Tag Archives: from renting to owning

How renters should prepare for home ownership

Source: OC Housing News

To prepare for home ownership, rent a property using 23% or less of your gross income. Save 8% of your gross income in a special down payment account you don’t raid for other lifestyle expenses or purchases. In less than two years, you will have the down payment to purchase a property comparable to your rental using FHA financing. With the discipline you gained from living within your means and saving for a down payment, you will succeed as a home owner and build equity through paying down a mortgage. You might even be rewarded by the appreciation fairies and complete a move-up once you have about 30% equity in your home and you can sell, cover the closing costs and still have 20% for a down payment on a nicer property.
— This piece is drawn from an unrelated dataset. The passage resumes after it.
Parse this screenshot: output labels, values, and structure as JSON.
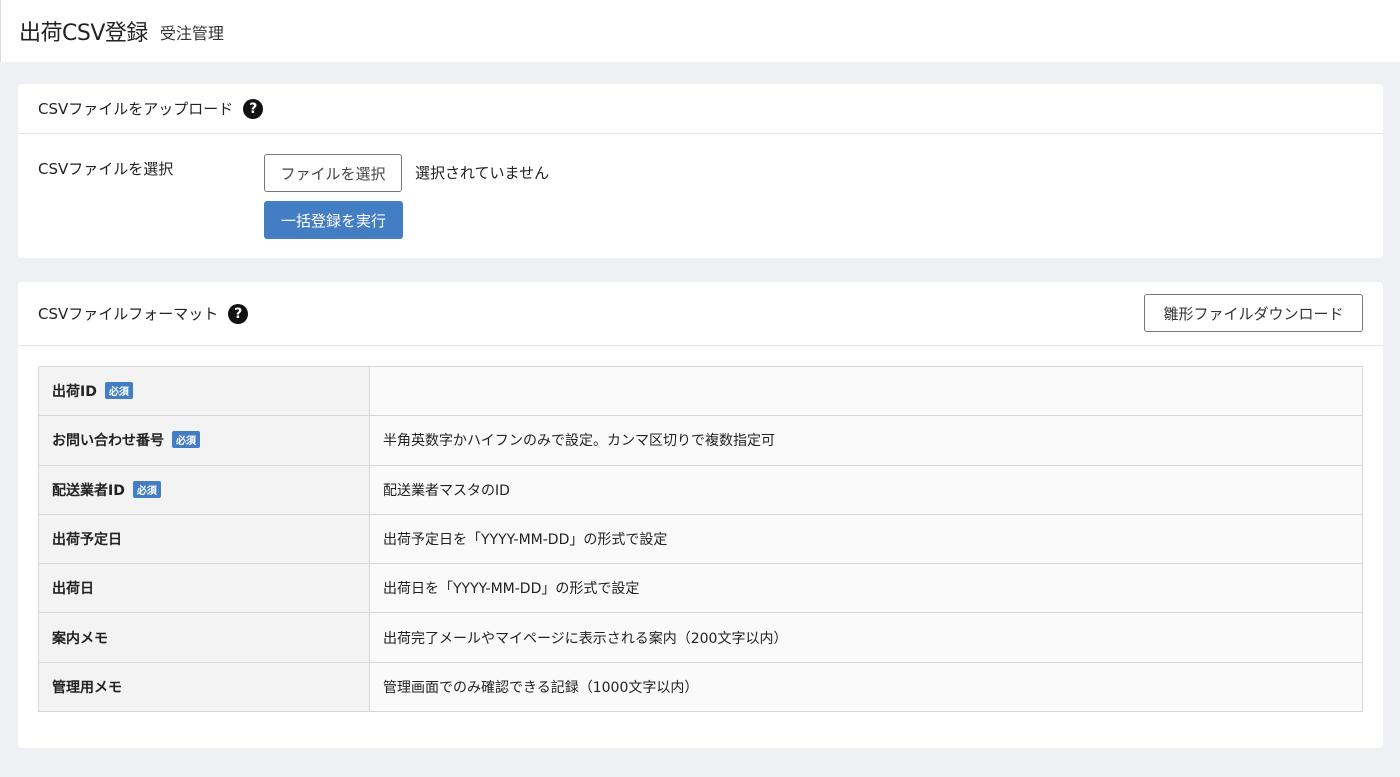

PITI is short for principal, interest, taxes and insurance, but it also includes other known costs such as HOA dues and private mortgage insurance. When a lender calculates the maximum loan they will extend a borrower to buy a particular property, they start with the borrowers income and apply the maximum debt-to-income ratio, currently 31%. They take this number and divide it by 12 to come up with a maximum PITI. For example, let’s say a borrower making $100,000 per year wants to buy a home. The lender will allow them to put $31,000 per year ($100,000 x 0.31) or $2,583 per month to cover PITI.
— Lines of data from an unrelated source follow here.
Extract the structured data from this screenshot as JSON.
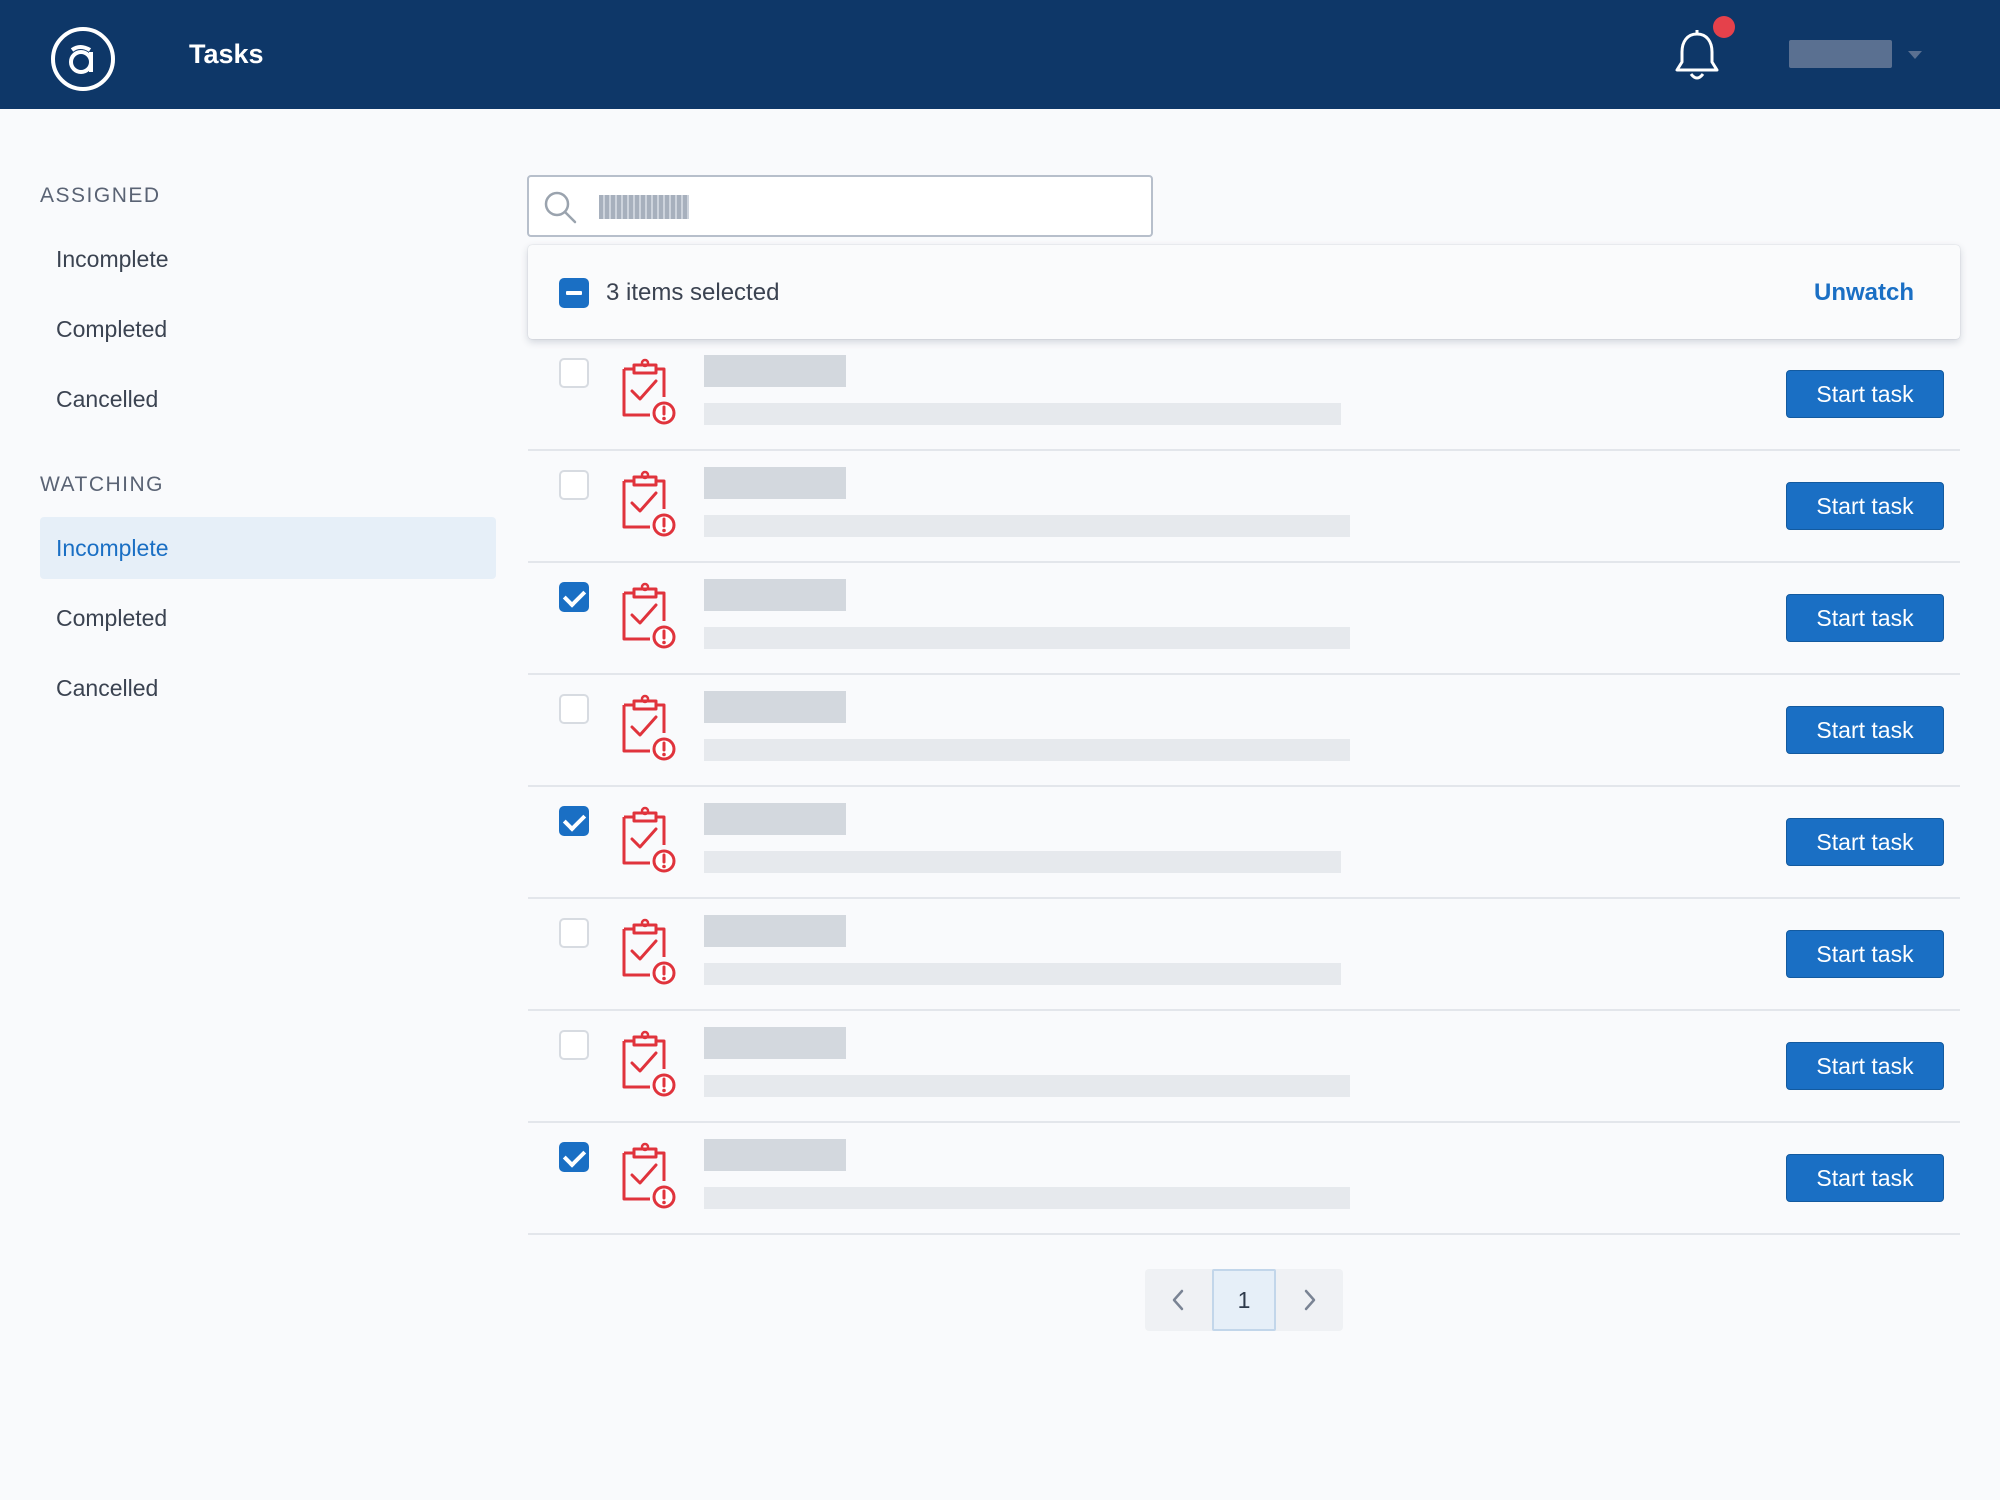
{
  "header": {
    "logo_icon": "at-sign-logo",
    "title": "Tasks",
    "notifications_icon": "bell-icon",
    "has_unread_notifications": true,
    "user_menu_icon": "chevron-down-icon"
  },
  "sidebar": {
    "sections": [
      {
        "heading": "ASSIGNED",
        "items": [
          {
            "label": "Incomplete",
            "active": false
          },
          {
            "label": "Completed",
            "active": false
          },
          {
            "label": "Cancelled",
            "active": false
          }
        ]
      },
      {
        "heading": "WATCHING",
        "items": [
          {
            "label": "Incomplete",
            "active": true
          },
          {
            "label": "Completed",
            "active": false
          },
          {
            "label": "Cancelled",
            "active": false
          }
        ]
      }
    ]
  },
  "search": {
    "icon": "search-icon"
  },
  "selection_bar": {
    "text": "3 items selected",
    "action_label": "Unwatch"
  },
  "tasks": [
    {
      "checked": false,
      "start_label": "Start task"
    },
    {
      "checked": false,
      "start_label": "Start task"
    },
    {
      "checked": true,
      "start_label": "Start task"
    },
    {
      "checked": false,
      "start_label": "Start task"
    },
    {
      "checked": true,
      "start_label": "Start task"
    },
    {
      "checked": false,
      "start_label": "Start task"
    },
    {
      "checked": false,
      "start_label": "Start task"
    },
    {
      "checked": true,
      "start_label": "Start task"
    }
  ],
  "task_icon": "clipboard-alert-icon",
  "pagination": {
    "current_page": "1",
    "prev_icon": "chevron-left-icon",
    "next_icon": "chevron-right-icon"
  },
  "colors": {
    "header_bg": "#0e3768",
    "accent": "#1a6fc4",
    "alert": "#e5414b",
    "task_icon": "#e0333c"
  }
}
Maximum loan balance

When lenders calculate your maximum allowable loan balance, they back out taxes (including Mello Roos), insurance, and HOA dues to calculate the remaining amount left over to cover the payment, which includes principal and interest. Generally, about 25% of PITI is consumed by taxes, insurance and other costs. Let’s assume $583 is consumed for these backed-out items. The remaining $2,000 is available to make a payment. From that, lenders use another formula that takes into account the interest rate to calculate the maximum loan balance.

If we stay with our example from above, a borrower making $100,000 per year making a $2,000 monthly payment can borrow $440,000 using 20% down conventional financing or $381,175 using FHA financing.

Rent and Savings

A renter making $100,000 a year should be paying about $1,900 in rent and saving about $700 per month toward a down payment. That translates to a 23% rent-to-income ratio.

From the above example, a $440,000 conventional loan balance leaves a $110,000 down payment to purchase a $550,000 house. At $700 per month, it will take 158 months to save the $142,052 for a down payment. Thirteen years is a very long time. That’s why so many people opt for FHA financing with 3.5% down. At $700 per month, it only takes 20 months, or just over a year and a half, to save the $13,825 required to cover the FHA down payment on a $395,000 property.

Did you notice the catch to using FHA financing? People who don’t have a 20% down payment have to settle for much less house on the same income. This is why the tradition of buying a starter home, waiting until it accrues 20% equity, then selling for a move-up is such a big part of our housing market.